- Category: Feature
Joyce Watson, the Labour Assembly member for Mid and West Wales, is urging people to have their say on the future of Gwynedd’s libraries.
A consultation asking people for their views on how to run the county’s library services will be carried out over the next few months, between May and the end of July, Gwynedd Council has announced.
The Council claims the current service is “not sustainable,” as it looks to make savings of up to £50m over the next three years.
The AM’s intervention was prompted by Harlech residents who contacted her following media reports that the town’s library has been earmarked for closure.

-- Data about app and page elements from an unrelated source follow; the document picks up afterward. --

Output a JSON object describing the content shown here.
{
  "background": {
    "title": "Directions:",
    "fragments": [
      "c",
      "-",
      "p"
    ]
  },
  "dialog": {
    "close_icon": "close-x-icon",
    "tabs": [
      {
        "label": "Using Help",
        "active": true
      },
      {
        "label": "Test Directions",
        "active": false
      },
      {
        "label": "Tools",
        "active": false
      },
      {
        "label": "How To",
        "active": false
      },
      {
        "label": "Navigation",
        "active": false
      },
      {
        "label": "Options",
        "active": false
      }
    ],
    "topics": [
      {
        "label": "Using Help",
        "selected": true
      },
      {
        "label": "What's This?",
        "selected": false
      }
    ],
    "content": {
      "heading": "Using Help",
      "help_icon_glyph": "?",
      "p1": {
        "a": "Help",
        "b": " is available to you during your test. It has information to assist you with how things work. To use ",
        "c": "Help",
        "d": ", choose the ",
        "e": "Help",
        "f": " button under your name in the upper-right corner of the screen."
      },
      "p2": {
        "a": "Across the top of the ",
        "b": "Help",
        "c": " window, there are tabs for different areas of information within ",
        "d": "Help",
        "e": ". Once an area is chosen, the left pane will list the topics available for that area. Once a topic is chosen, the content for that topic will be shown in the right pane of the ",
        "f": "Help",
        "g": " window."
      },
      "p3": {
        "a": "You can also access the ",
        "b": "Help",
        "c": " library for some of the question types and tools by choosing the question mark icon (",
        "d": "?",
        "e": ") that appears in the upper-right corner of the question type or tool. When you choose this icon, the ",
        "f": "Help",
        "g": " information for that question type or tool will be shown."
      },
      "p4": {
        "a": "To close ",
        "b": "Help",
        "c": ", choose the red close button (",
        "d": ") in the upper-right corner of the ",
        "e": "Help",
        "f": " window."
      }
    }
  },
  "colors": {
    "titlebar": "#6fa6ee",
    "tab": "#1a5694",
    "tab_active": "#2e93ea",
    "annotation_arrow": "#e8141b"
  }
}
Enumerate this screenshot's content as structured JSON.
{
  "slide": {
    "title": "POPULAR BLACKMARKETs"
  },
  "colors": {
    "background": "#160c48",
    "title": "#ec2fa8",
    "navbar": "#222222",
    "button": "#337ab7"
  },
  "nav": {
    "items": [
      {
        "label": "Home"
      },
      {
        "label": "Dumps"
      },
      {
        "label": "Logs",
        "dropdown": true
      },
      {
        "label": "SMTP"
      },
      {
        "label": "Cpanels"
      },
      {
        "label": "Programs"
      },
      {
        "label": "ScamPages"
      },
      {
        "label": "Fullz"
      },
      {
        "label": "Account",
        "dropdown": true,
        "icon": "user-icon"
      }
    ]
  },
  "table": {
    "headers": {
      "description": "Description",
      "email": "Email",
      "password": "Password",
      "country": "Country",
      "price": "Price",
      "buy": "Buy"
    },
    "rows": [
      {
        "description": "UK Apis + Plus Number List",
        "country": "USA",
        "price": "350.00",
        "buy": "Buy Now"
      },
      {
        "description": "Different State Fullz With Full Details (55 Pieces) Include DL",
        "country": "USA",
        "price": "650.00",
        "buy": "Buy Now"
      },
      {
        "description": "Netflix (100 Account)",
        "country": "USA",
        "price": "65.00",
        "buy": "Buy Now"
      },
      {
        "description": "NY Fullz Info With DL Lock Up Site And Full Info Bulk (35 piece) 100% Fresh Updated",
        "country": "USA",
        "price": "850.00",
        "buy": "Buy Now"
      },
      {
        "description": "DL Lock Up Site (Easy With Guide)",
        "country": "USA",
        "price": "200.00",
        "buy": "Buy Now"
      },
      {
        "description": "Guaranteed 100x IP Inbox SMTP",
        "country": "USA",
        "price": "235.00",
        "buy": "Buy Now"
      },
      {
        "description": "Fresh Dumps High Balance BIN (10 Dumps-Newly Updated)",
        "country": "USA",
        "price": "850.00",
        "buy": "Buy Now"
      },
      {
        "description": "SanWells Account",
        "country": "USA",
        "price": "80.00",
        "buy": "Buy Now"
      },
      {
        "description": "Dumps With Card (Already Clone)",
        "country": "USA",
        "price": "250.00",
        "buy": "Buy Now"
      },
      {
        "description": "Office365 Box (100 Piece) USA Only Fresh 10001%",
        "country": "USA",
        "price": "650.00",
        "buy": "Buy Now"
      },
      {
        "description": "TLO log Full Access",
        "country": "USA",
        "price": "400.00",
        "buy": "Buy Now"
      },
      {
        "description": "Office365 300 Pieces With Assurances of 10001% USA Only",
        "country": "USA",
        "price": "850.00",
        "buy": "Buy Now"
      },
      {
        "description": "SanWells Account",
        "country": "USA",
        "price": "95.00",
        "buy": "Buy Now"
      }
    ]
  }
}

In a letter to Caernarfon Councillor Ioan Thomas, who has responsibility for libraries, Mrs Watson asked him to confirm or deny the rumours.
Joyce Watson AM wrote:
“I hope you will be able to confirm to me that this is not the case. As you will know, residents in Harlech already feel that they have lost a number of important local services.”
Mr Thomas declined to “pre-empt the conclusion of the consultation and decision process with the public, library users and staff.” He replied:
“No decision has been taken to close Harlech library or to cease providing a library service for the community. The aim of any changes in provision would be to ensure the appropriate level of service for the community within the budget available to the service. These changes are likely to affect the standard of library services in all areas of Gwynedd – rural and urban.”
According to media reports, eight of Gwynedd’s 17 council-run libraries could be forced to shut as the council looks to balance the books. It is understood those open fewer than 20 hours a week are most at risk. These includes Bala, Bethesda, Criccieth, Deiniolen, Harlech, Llanberis, Nefyn, Penrhyndeudraeth and Penygroes.